§ **Working data**:
+ + + + +

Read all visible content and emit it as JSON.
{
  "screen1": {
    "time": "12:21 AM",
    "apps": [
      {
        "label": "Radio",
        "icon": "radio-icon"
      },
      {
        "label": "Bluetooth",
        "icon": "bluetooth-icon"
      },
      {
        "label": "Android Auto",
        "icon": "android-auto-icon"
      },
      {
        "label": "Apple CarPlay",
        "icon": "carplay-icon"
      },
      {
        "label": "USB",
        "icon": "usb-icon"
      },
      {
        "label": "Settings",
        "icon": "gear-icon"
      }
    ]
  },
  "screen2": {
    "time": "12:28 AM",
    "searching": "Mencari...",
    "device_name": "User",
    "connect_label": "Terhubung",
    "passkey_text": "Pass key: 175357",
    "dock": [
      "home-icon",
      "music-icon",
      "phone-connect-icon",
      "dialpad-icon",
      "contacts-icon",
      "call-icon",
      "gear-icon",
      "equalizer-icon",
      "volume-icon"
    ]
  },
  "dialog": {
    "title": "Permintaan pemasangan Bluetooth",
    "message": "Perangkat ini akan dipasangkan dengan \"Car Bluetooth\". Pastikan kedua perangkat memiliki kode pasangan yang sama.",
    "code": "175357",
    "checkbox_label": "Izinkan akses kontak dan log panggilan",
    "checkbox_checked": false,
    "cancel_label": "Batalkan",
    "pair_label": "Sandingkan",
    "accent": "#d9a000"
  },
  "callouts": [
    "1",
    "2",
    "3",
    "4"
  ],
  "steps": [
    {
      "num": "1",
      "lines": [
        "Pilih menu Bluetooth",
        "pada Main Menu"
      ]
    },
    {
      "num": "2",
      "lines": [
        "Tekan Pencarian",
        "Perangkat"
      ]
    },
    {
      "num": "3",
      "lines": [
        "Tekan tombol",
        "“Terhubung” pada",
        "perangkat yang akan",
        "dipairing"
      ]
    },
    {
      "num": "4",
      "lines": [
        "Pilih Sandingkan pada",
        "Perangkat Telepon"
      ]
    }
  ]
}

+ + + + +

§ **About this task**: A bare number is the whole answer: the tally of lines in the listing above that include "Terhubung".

§ **Task answer**: 2